*** Opening WORKING DATA ***

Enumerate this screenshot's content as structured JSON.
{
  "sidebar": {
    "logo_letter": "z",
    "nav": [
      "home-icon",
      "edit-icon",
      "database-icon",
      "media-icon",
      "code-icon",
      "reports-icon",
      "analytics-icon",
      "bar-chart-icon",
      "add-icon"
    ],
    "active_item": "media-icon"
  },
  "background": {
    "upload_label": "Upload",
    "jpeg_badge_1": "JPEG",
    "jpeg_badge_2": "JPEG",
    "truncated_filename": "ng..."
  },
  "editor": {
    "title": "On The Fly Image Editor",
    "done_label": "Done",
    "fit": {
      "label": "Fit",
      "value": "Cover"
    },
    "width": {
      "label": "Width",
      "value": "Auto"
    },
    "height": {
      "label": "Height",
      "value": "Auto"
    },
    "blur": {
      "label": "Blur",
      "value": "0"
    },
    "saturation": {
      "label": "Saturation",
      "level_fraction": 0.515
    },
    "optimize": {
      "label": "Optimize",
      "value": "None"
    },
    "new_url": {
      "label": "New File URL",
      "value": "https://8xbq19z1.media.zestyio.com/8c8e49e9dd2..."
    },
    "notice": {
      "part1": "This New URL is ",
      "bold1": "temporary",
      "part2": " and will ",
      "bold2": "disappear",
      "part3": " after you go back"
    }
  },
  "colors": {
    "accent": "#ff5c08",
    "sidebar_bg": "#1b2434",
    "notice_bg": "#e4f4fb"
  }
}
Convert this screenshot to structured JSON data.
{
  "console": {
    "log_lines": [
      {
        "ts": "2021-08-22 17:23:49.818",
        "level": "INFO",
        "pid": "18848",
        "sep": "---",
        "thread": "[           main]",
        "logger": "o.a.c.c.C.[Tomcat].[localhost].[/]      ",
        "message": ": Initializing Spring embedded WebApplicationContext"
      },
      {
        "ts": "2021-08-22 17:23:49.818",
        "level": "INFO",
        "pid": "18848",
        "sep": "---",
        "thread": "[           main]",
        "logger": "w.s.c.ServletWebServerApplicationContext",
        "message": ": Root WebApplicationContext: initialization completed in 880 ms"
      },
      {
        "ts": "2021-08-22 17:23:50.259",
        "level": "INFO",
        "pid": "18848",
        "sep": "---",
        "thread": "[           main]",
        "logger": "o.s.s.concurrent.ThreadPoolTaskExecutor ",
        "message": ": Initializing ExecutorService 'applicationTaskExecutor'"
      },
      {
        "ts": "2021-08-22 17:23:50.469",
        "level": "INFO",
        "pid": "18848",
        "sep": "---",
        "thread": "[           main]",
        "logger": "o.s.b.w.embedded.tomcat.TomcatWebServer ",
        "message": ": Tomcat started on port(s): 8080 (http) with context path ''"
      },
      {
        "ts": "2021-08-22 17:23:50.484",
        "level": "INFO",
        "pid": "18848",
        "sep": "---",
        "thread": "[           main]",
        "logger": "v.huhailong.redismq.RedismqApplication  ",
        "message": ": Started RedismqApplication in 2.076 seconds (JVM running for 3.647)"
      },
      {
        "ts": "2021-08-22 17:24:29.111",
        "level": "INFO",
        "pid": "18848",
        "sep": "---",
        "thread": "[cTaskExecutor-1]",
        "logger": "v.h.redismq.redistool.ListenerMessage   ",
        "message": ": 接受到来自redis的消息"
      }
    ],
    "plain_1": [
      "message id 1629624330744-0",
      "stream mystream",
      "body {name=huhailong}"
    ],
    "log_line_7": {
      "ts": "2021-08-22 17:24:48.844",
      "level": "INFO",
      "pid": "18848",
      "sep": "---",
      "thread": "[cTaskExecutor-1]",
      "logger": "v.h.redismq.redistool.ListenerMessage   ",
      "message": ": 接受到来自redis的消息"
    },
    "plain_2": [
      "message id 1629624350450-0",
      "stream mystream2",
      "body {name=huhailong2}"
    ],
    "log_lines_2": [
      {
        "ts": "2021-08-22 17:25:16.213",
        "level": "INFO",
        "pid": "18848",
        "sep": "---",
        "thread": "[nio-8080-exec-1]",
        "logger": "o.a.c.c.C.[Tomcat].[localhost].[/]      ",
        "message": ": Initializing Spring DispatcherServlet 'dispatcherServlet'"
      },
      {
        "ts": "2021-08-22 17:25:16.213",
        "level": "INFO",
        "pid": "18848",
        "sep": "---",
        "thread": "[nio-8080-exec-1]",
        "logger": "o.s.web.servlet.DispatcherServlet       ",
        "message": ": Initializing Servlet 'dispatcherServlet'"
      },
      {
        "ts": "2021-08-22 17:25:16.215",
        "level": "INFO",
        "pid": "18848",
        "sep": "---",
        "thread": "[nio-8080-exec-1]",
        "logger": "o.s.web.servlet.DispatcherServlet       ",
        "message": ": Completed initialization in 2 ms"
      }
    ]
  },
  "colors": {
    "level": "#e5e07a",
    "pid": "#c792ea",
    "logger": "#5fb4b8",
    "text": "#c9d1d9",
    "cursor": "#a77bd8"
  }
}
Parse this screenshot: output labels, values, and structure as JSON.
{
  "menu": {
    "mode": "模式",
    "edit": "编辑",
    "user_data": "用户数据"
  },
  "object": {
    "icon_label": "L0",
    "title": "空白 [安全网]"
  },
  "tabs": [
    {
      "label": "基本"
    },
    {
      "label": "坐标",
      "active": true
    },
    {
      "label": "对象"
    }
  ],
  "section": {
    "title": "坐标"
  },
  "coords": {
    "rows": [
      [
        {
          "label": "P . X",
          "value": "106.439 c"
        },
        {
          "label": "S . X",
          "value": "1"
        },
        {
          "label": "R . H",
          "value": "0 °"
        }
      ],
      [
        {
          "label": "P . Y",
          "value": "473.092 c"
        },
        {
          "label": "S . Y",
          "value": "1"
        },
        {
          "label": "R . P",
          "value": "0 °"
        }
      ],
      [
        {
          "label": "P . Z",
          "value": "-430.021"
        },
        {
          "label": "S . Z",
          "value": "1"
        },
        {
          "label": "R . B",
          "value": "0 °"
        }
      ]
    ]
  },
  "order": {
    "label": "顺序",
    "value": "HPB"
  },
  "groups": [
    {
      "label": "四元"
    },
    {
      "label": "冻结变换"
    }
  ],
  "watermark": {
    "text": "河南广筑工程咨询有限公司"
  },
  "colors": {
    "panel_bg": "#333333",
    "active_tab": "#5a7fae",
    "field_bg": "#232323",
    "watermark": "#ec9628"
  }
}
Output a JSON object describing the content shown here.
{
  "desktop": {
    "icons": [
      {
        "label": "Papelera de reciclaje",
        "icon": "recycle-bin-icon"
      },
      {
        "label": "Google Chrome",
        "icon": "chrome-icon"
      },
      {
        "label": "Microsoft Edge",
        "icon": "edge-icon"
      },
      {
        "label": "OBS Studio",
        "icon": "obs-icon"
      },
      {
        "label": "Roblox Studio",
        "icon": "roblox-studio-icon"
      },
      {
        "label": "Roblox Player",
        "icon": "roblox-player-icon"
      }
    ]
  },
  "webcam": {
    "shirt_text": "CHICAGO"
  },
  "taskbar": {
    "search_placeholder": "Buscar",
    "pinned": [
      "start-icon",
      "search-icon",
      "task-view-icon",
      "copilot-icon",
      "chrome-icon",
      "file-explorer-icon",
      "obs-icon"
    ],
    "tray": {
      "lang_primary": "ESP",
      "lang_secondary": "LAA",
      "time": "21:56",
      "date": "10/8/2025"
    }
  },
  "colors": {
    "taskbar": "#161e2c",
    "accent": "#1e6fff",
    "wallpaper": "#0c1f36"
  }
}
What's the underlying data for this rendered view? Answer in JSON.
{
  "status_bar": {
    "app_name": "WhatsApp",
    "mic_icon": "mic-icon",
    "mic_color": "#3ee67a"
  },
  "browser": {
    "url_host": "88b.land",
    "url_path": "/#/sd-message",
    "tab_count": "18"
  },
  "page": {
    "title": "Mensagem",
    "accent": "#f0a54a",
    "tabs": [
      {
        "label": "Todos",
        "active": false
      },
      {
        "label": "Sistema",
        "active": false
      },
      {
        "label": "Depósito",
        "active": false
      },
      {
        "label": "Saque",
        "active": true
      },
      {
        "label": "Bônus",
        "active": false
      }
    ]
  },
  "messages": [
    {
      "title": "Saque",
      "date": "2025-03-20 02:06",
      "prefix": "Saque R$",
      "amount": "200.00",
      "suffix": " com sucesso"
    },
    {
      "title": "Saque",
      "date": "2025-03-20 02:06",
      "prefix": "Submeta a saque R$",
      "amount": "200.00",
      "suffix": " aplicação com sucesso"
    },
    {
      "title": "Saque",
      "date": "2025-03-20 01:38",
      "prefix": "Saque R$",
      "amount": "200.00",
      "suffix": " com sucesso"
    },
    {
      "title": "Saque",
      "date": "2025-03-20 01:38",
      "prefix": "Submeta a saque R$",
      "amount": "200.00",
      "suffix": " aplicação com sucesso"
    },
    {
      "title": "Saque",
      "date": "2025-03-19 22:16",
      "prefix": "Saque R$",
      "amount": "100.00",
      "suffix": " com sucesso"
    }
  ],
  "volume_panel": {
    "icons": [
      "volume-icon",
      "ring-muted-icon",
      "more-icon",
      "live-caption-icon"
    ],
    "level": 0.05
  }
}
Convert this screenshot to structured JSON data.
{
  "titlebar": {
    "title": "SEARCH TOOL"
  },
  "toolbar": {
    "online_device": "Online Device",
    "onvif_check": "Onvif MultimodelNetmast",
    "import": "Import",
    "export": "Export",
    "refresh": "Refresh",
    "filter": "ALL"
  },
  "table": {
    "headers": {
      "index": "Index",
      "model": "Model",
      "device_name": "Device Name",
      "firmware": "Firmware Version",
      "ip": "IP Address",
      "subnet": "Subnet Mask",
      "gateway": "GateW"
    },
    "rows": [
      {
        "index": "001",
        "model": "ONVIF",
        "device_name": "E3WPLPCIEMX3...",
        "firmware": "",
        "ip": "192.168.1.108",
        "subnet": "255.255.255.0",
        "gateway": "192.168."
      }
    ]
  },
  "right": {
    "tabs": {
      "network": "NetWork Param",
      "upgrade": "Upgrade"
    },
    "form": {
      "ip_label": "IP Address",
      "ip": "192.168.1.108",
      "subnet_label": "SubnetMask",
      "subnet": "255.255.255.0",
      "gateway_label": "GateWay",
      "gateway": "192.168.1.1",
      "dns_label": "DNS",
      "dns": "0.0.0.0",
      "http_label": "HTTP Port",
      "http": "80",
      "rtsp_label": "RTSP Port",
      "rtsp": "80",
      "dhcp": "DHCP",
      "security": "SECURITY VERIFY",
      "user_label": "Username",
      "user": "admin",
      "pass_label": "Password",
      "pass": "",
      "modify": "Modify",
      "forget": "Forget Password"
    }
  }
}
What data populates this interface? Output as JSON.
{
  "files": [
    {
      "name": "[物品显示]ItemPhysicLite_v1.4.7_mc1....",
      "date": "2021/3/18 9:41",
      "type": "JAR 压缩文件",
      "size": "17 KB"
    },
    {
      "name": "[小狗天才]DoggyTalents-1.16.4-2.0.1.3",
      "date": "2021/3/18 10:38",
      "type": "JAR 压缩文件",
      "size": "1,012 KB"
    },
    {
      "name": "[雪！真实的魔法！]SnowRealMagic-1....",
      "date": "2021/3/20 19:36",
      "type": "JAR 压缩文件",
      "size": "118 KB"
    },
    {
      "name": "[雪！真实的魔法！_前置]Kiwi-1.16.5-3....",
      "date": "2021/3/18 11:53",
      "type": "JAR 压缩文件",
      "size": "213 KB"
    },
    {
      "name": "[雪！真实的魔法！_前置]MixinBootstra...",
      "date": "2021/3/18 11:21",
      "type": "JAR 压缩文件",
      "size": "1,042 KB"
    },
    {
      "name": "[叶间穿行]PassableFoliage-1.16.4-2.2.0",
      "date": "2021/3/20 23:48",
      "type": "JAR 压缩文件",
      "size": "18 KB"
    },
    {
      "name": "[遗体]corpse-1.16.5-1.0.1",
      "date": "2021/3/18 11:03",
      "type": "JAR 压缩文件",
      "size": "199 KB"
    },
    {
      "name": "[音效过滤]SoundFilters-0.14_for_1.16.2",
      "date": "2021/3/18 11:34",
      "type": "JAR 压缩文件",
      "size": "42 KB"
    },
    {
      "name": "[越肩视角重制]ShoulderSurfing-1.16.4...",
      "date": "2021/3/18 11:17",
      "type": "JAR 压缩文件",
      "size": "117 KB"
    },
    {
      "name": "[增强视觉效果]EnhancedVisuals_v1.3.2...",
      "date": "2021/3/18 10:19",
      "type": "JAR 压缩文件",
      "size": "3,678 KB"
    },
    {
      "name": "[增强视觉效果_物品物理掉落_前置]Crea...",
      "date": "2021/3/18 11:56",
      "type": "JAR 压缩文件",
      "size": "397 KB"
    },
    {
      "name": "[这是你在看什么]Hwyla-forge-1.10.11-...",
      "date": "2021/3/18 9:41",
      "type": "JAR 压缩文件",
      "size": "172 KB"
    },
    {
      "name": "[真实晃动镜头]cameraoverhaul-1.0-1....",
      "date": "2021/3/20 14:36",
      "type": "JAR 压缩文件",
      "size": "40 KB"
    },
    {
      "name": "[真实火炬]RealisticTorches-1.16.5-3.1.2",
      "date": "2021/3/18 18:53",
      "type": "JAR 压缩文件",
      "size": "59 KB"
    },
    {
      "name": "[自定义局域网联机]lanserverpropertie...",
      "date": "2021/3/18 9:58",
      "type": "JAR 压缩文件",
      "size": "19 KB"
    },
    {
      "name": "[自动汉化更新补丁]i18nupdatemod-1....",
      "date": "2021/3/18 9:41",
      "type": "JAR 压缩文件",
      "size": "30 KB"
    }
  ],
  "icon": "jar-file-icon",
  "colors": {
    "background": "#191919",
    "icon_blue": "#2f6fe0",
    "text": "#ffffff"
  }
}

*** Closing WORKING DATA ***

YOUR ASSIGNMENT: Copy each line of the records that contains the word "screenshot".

OUTPUT OF THE TASK:
Enumerate this screenshot's content as structured JSON.
Convert this screenshot to structured JSON data.
Parse this screenshot: output labels, values, and structure as JSON.
Convert this screenshot to structured JSON data.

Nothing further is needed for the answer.